● WHAT IS EXPECTED:
Type out the data below in its entirety, exactly as given.

BEGIN

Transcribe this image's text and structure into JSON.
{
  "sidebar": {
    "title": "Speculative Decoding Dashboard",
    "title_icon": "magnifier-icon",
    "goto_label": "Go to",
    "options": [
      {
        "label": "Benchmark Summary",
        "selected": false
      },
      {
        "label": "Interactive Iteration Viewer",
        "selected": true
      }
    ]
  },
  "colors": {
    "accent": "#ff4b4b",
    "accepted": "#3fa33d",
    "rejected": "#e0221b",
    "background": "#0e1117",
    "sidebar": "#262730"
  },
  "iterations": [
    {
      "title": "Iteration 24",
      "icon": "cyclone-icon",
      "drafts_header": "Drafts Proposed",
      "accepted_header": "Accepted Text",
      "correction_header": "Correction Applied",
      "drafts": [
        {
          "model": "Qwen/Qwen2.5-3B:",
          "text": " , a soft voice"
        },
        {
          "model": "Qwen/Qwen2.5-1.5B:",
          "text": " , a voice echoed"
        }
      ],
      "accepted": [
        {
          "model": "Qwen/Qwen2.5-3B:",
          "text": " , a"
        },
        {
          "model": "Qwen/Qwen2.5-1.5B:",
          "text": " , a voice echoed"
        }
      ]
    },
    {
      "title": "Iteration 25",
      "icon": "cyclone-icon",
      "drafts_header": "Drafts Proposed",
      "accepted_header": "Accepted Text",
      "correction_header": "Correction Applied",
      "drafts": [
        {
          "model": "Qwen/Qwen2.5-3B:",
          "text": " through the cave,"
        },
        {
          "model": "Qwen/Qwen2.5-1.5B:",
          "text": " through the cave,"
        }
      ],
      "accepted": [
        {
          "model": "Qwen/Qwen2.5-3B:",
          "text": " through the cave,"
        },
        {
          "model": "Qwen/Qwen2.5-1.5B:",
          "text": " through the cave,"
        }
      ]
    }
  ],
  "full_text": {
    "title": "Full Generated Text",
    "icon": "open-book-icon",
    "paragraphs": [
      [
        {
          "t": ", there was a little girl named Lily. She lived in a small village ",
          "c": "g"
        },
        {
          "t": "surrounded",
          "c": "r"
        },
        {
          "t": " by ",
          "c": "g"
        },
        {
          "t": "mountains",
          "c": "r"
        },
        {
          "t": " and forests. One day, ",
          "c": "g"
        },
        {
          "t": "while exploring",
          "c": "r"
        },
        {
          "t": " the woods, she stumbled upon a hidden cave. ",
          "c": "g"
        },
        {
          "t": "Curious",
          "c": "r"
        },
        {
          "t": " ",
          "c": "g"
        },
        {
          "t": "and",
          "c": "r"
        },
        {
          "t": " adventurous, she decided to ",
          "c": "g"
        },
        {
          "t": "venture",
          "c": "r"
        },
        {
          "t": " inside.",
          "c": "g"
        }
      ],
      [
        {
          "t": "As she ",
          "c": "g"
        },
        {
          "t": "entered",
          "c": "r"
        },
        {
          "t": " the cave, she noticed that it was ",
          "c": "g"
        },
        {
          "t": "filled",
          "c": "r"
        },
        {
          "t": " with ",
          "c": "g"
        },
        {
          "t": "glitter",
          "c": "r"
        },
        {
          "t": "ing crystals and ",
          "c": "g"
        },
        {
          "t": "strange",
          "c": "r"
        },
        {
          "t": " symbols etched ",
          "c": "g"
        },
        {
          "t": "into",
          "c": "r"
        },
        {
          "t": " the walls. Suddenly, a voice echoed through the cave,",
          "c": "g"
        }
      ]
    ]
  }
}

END

● RESPONSE TO THE TASK:
Transcribe this image's text and structure into JSON.
{
  "sidebar": {
    "title": "Speculative Decoding Dashboard",
    "title_icon": "magnifier-icon",
    "goto_label": "Go to",
    "options": [
      {
        "label": "Benchmark Summary",
        "selected": false
      },
      {
        "label": "Interactive Iteration Viewer",
        "selected": true
      }
    ]
  },
  "colors": {
    "accent": "#ff4b4b",
    "accepted": "#3fa33d",
    "rejected": "#e0221b",
    "background": "#0e1117",
    "sidebar": "#262730"
  },
  "iterations": [
    {
      "title": "Iteration 24",
      "icon": "cyclone-icon",
      "drafts_header": "Drafts Proposed",
      "accepted_header": "Accepted Text",
      "correction_header": "Correction Applied",
      "drafts": [
        {
          "model": "Qwen/Qwen2.5-3B:",
          "text": " , a soft voice"
        },
        {
          "model": "Qwen/Qwen2.5-1.5B:",
          "text": " , a voice echoed"
        }
      ],
      "accepted": [
        {
          "model": "Qwen/Qwen2.5-3B:",
          "text": " , a"
        },
        {
          "model": "Qwen/Qwen2.5-1.5B:",
          "text": " , a voice echoed"
        }
      ]
    },
    {
      "title": "Iteration 25",
      "icon": "cyclone-icon",
      "drafts_header": "Drafts Proposed",
      "accepted_header": "Accepted Text",
      "correction_header": "Correction Applied",
      "drafts": [
        {
          "model": "Qwen/Qwen2.5-3B:",
          "text": " through the cave,"
        },
        {
          "model": "Qwen/Qwen2.5-1.5B:",
          "text": " through the cave,"
        }
      ],
      "accepted": [
        {
          "model": "Qwen/Qwen2.5-3B:",
          "text": " through the cave,"
        },
        {
          "model": "Qwen/Qwen2.5-1.5B:",
          "text": " through the cave,"
        }
      ]
    }
  ],
  "full_text": {
    "title": "Full Generated Text",
    "icon": "open-book-icon",
    "paragraphs": [
      [
        {
          "t": ", there was a little girl named Lily. She lived in a small village ",
          "c": "g"
        },
        {
          "t": "surrounded",
          "c": "r"
        },
        {
          "t": " by ",
          "c": "g"
        },
        {
          "t": "mountains",
          "c": "r"
        },
        {
          "t": " and forests. One day, ",
          "c": "g"
        },
        {
          "t": "while exploring",
          "c": "r"
        },
        {
          "t": " the woods, she stumbled upon a hidden cave. ",
          "c": "g"
        },
        {
          "t": "Curious",
          "c": "r"
        },
        {
          "t": " ",
          "c": "g"
        },
        {
          "t": "and",
          "c": "r"
        },
        {
          "t": " adventurous, she decided to ",
          "c": "g"
        },
        {
          "t": "venture",
          "c": "r"
        },
        {
          "t": " inside.",
          "c": "g"
        }
      ],
      [
        {
          "t": "As she ",
          "c": "g"
        },
        {
          "t": "entered",
          "c": "r"
        },
        {
          "t": " the cave, she noticed that it was ",
          "c": "g"
        },
        {
          "t": "filled",
          "c": "r"
        },
        {
          "t": " with ",
          "c": "g"
        },
        {
          "t": "glitter",
          "c": "r"
        },
        {
          "t": "ing crystals and ",
          "c": "g"
        },
        {
          "t": "strange",
          "c": "r"
        },
        {
          "t": " symbols etched ",
          "c": "g"
        },
        {
          "t": "into",
          "c": "r"
        },
        {
          "t": " the walls. Suddenly, a voice echoed through the cave,",
          "c": "g"
        }
      ]
    ]
  }
}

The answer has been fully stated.